Brief:
With nothing added or dropped, output every record below exactly.

Records provided:
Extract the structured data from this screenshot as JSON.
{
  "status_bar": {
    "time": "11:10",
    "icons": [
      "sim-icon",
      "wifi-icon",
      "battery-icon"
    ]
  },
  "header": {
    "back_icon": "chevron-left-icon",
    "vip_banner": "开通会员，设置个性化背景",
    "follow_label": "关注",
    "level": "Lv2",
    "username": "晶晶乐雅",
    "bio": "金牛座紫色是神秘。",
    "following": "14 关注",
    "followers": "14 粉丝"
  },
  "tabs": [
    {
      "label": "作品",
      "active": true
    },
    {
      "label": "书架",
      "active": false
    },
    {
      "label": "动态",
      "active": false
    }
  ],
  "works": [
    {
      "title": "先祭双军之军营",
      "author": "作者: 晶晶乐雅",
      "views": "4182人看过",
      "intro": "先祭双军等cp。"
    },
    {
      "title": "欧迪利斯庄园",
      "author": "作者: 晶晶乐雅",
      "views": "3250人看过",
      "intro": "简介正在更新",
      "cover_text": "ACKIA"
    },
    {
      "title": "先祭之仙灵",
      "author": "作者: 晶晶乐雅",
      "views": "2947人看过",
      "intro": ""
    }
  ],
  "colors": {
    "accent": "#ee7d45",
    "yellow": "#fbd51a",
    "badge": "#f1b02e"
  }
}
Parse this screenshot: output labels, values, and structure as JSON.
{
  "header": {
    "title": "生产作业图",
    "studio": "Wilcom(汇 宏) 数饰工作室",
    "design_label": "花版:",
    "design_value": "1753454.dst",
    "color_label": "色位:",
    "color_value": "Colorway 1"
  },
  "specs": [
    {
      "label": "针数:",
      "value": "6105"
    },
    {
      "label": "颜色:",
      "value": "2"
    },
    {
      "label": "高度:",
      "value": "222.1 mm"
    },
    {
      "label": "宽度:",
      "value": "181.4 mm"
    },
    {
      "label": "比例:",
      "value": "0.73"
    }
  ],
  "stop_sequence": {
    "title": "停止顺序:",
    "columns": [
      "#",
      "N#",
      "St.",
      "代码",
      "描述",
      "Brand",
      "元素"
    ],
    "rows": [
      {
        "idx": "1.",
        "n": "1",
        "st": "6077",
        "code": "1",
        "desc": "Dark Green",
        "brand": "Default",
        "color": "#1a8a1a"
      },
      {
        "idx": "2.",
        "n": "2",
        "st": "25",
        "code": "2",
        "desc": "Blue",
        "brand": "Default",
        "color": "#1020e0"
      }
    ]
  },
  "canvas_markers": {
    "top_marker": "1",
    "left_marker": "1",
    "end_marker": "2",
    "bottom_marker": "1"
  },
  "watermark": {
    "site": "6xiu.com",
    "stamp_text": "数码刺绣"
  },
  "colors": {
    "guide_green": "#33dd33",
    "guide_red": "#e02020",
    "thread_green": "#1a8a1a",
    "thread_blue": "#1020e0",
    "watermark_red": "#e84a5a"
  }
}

Output of the exercise:
Extract the structured data from this screenshot as JSON.
{
  "status_bar": {
    "time": "11:10",
    "icons": [
      "sim-icon",
      "wifi-icon",
      "battery-icon"
    ]
  },
  "header": {
    "back_icon": "chevron-left-icon",
    "vip_banner": "开通会员，设置个性化背景",
    "follow_label": "关注",
    "level": "Lv2",
    "username": "晶晶乐雅",
    "bio": "金牛座紫色是神秘。",
    "following": "14 关注",
    "followers": "14 粉丝"
  },
  "tabs": [
    {
      "label": "作品",
      "active": true
    },
    {
      "label": "书架",
      "active": false
    },
    {
      "label": "动态",
      "active": false
    }
  ],
  "works": [
    {
      "title": "先祭双军之军营",
      "author": "作者: 晶晶乐雅",
      "views": "4182人看过",
      "intro": "先祭双军等cp。"
    },
    {
      "title": "欧迪利斯庄园",
      "author": "作者: 晶晶乐雅",
      "views": "3250人看过",
      "intro": "简介正在更新",
      "cover_text": "ACKIA"
    },
    {
      "title": "先祭之仙灵",
      "author": "作者: 晶晶乐雅",
      "views": "2947人看过",
      "intro": ""
    }
  ],
  "colors": {
    "accent": "#ee7d45",
    "yellow": "#fbd51a",
    "badge": "#f1b02e"
  }
}
Parse this screenshot: output labels, values, and structure as JSON.
{
  "header": {
    "title": "生产作业图",
    "studio": "Wilcom(汇 宏) 数饰工作室",
    "design_label": "花版:",
    "design_value": "1753454.dst",
    "color_label": "色位:",
    "color_value": "Colorway 1"
  },
  "specs": [
    {
      "label": "针数:",
      "value": "6105"
    },
    {
      "label": "颜色:",
      "value": "2"
    },
    {
      "label": "高度:",
      "value": "222.1 mm"
    },
    {
      "label": "宽度:",
      "value": "181.4 mm"
    },
    {
      "label": "比例:",
      "value": "0.73"
    }
  ],
  "stop_sequence": {
    "title": "停止顺序:",
    "columns": [
      "#",
      "N#",
      "St.",
      "代码",
      "描述",
      "Brand",
      "元素"
    ],
    "rows": [
      {
        "idx": "1.",
        "n": "1",
        "st": "6077",
        "code": "1",
        "desc": "Dark Green",
        "brand": "Default",
        "color": "#1a8a1a"
      },
      {
        "idx": "2.",
        "n": "2",
        "st": "25",
        "code": "2",
        "desc": "Blue",
        "brand": "Default",
        "color": "#1020e0"
      }
    ]
  },
  "canvas_markers": {
    "top_marker": "1",
    "left_marker": "1",
    "end_marker": "2",
    "bottom_marker": "1"
  },
  "watermark": {
    "site": "6xiu.com",
    "stamp_text": "数码刺绣"
  },
  "colors": {
    "guide_green": "#33dd33",
    "guide_red": "#e02020",
    "thread_green": "#1a8a1a",
    "thread_blue": "#1020e0",
    "watermark_red": "#e84a5a"
  }
}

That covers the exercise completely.